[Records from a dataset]
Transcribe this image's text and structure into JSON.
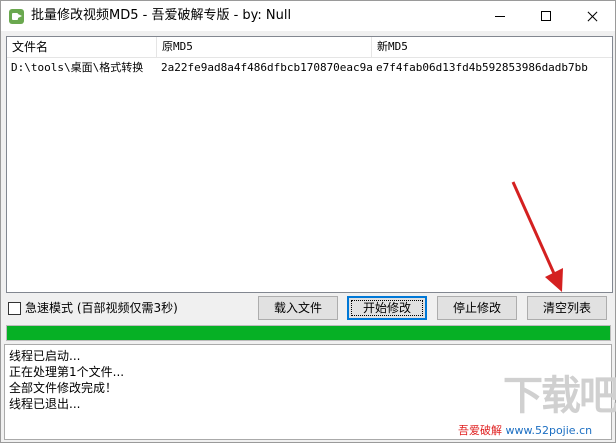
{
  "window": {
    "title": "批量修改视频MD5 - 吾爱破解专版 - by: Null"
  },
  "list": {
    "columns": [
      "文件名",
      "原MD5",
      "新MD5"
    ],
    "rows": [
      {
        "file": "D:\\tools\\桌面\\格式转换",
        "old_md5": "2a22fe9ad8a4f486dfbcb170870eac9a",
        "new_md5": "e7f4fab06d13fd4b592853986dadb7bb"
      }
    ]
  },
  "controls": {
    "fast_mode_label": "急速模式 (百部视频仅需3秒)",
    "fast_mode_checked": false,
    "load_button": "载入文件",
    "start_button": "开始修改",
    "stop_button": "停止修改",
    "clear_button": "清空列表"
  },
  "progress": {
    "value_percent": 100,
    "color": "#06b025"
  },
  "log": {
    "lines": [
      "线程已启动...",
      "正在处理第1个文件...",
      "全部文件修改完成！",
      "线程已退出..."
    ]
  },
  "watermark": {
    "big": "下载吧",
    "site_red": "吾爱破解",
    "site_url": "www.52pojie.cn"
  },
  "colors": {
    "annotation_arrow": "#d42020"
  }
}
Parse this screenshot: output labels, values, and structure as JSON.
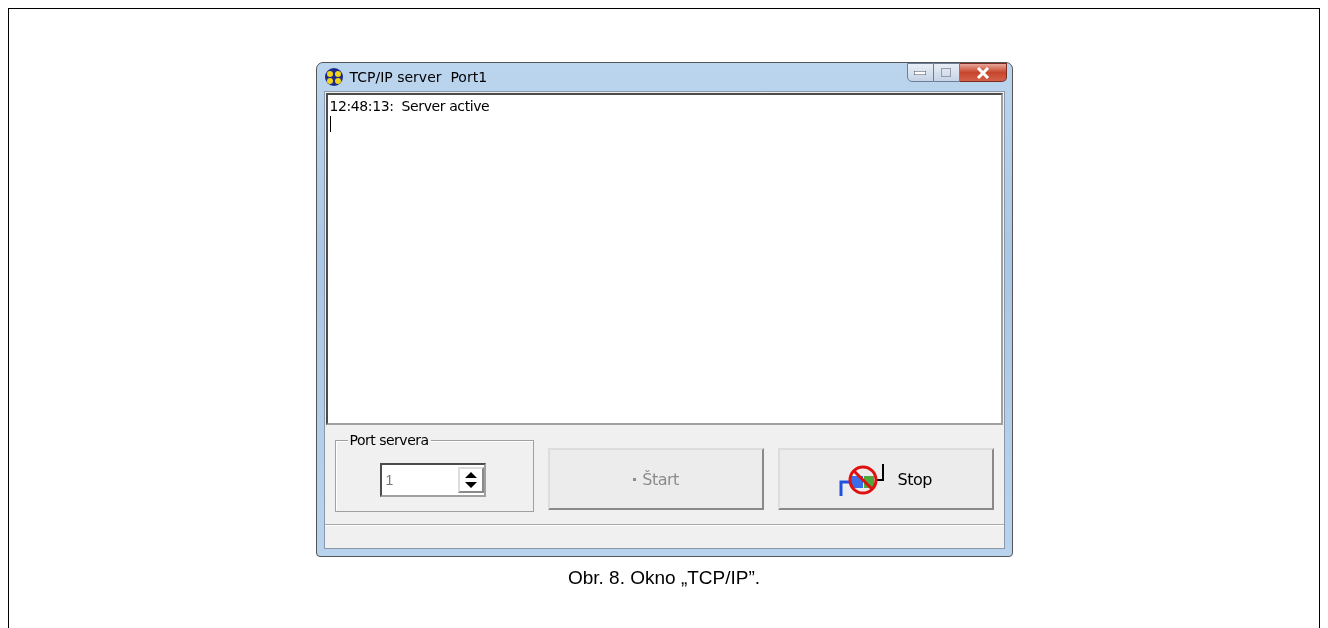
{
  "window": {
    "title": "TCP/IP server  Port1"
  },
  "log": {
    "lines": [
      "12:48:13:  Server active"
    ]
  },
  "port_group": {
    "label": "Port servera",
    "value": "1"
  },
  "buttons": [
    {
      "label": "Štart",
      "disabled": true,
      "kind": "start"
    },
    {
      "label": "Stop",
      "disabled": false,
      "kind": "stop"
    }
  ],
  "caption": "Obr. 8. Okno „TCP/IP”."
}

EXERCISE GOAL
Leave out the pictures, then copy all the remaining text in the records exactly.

SOLUTION BELOW
Transcribe this image's text and structure into JSON.
{
  "window": {
    "title": "批量修改视频MD5 - 吾爱破解专版 - by: Null"
  },
  "list": {
    "columns": [
      "文件名",
      "原MD5",
      "新MD5"
    ],
    "rows": [
      {
        "file": "D:\\tools\\桌面\\格式转换",
        "old_md5": "2a22fe9ad8a4f486dfbcb170870eac9a",
        "new_md5": "e7f4fab06d13fd4b592853986dadb7bb"
      }
    ]
  },
  "controls": {
    "fast_mode_label": "急速模式 (百部视频仅需3秒)",
    "fast_mode_checked": false,
    "load_button": "载入文件",
    "start_button": "开始修改",
    "stop_button": "停止修改",
    "clear_button": "清空列表"
  },
  "progress": {
    "value_percent": 100,
    "color": "#06b025"
  },
  "log": {
    "lines": [
      "线程已启动...",
      "正在处理第1个文件...",
      "全部文件修改完成！",
      "线程已退出..."
    ]
  },
  "watermark": {
    "big": "下载吧",
    "site_red": "吾爱破解",
    "site_url": "www.52pojie.cn"
  },
  "colors": {
    "annotation_arrow": "#d42020"
  }
}
Parse this screenshot: output labels, values, and structure as JSON.
{
  "window": {
    "title": "TCP/IP server  Port1"
  },
  "log": {
    "lines": [
      "12:48:13:  Server active"
    ]
  },
  "port_group": {
    "label": "Port servera",
    "value": "1"
  },
  "buttons": [
    {
      "label": "Štart",
      "disabled": true,
      "kind": "start"
    },
    {
      "label": "Stop",
      "disabled": false,
      "kind": "stop"
    }
  ],
  "caption": "Obr. 8. Okno „TCP/IP”."
}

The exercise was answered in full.